Egyptian jokes and humor provide a short-cut to insights about Egyptian society and politics--or an end-run around the society's various repressions. Middle East Issues contributor Catherine Manfre, a writer and editor based in Cairo, runs down the state of everyday stand-up in Cairo.
Mubarak in Hell
President Hosni Mubarak of Egypt dies and goes to hell and is greeted by the devil. The devil says to him, “Since you were a leader of a country for many years, I’ll allow you to choose which room you’re tortured in for the rest of eternity.”
Mubarak walks down a corridor with doors on either side, opens the first door and inquires what type of torture he would endure. The man at the door says, “You’re tortured for eight hours with burning flames, eight hours of hot oil and eight hours in boiling water.”
Thinking he should try his luck elsewhere, Mubarak opens each door on the corridor and finds similar replies.
He comes to the final door. The man says he will endure twelve hours of torture on a terrible looking machine, followed by another twelve hours in a burning tub of oil. Mubarak tells him that sounds terrible, and he thinks he’ll just stick with the first door he opened.
The man leans in and whispers, “No sir, this is the Egyptian room, the supplies of oil are never delivered on time and our torture machines never work.”
Humor’s Way Out of Egypt’s Hells
While political expression is largely prohibited, inflation is on the rise, and little chance for social mobility, creating and telling jokes about conditions in Egypt is one way many people cope with the realities of life. It’s not exactly making lemonade from lemons, but at the very least it dulls the bitterness.
Many Egyptian jokes poke fun at political and economic conditions that most feel they can do little to change. Will poking fun at themselves and their country make things better? Probably not, but if you feel like you’re powerless to change your life, laughing can be a welcome relief.
Egypt’s Version of Florida Elections
Egypt is a democracy in the same sense that Earth was created in a week: it says so on paper, but the reality is very different. The Arab Republic of Egypt has had three presidents in its half-century modern history: Gamal Abdel Nasser, Anwar Sadat, and Hosni Mubarak. Mubarak has been in power since Sadat’s assassination in 1981, and while it seems that most don’t agree with him and think he does little for his country, he always seems to get a large percentage of the vote.
Egyptian President Hosni Mubarak is meeting with President Vladimir Putin of Russia. Putin asks Mubarak, “How do you always win with 99% of the vote? I wish I won with that type of percentage.” Mubarak responds, “Next time you have an election, let me know and I’ll send my people to help you out.”
The Russian election is coming up, and Mubarak sends some advisors to Russia to help Putin in his election.
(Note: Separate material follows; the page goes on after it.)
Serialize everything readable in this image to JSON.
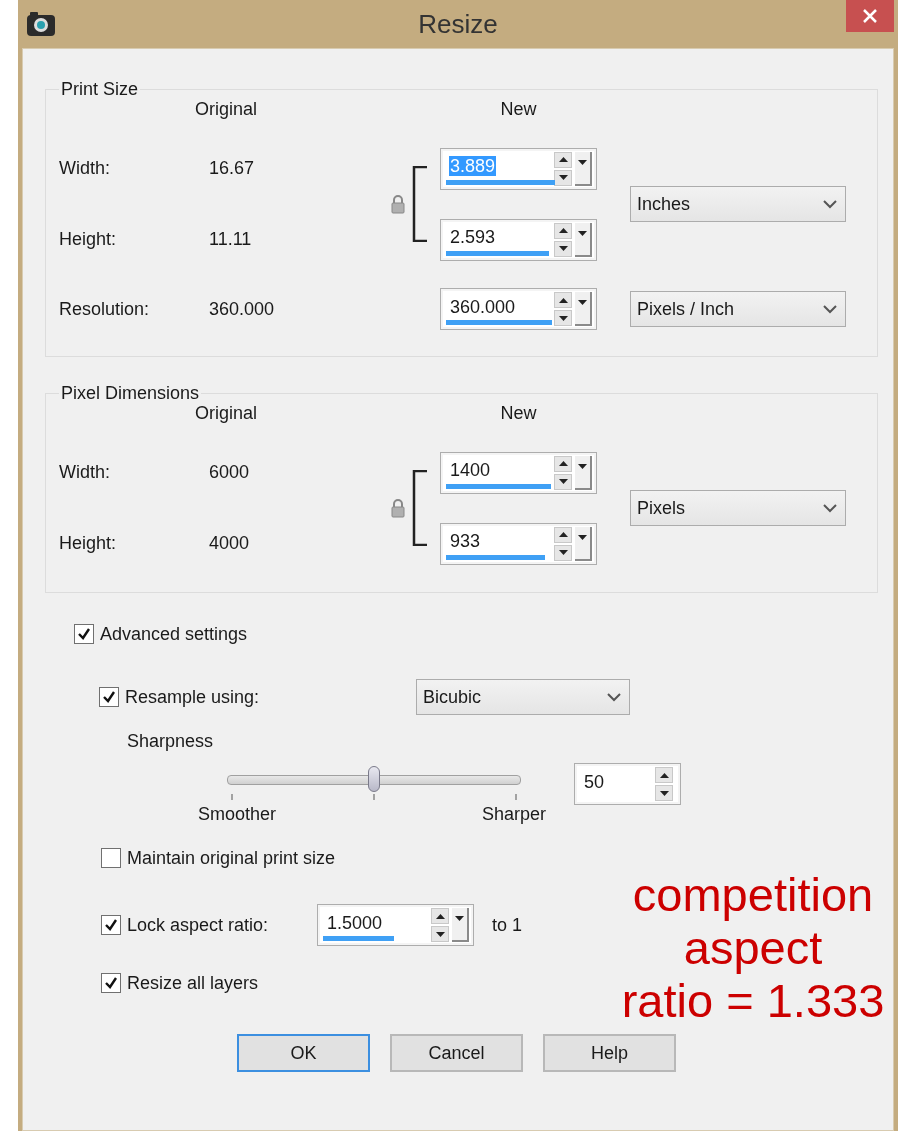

The results come out: 99% Mubarak.
The Inevitable Mother-In-Law
Perhaps resigning oneself to existing conditions is not optimal, but poking fun at life is reflective of a culture of not taking life too seriously. In a place where family is central to most people’s social sphere, and job opportunities are abundant only for the few and the privileged, people’s boundaries do not extend too far from home…and neither do their jokes, some of which adapt familiar, universal themes to Egypt.
A man is talking to his friend and asks him how he is doing. His friend says he’s very happy today. When the man asks him why, his friend says, “My mother-in-law died last night.”
Lost in Translation
Much of the Egyptian population is centered in Cairo and the Mediterranean city of Alexandria, with Cairo’s population exploding in recent years to around 22 million people; Egypt’ population is around 70-80 million. The dichotomy between city and country is vast, with little infrastructure or development for the local population extending outside of these two cities.
Those living in Upper or southern Egypt are referred to as Sayyidi by those in Lower Egypt. There are a multitude of jokes that reflect the stereotypes about this group of people. Many jokes focus on their more tribal village way of life and lack of education.
Humor is an enormous part of Egyptian culture and is probably lost to many visiting the country since even Egyptians fluent in English sometimes refuse to translate jokes because so much of the humor is rooted in the language.
There is probably a sociological analysis of a society’s ability to be self-reflective and use the outcome to produce humor. I’m not sure what that analysis is, so I’ll just sit back, listen, and laugh.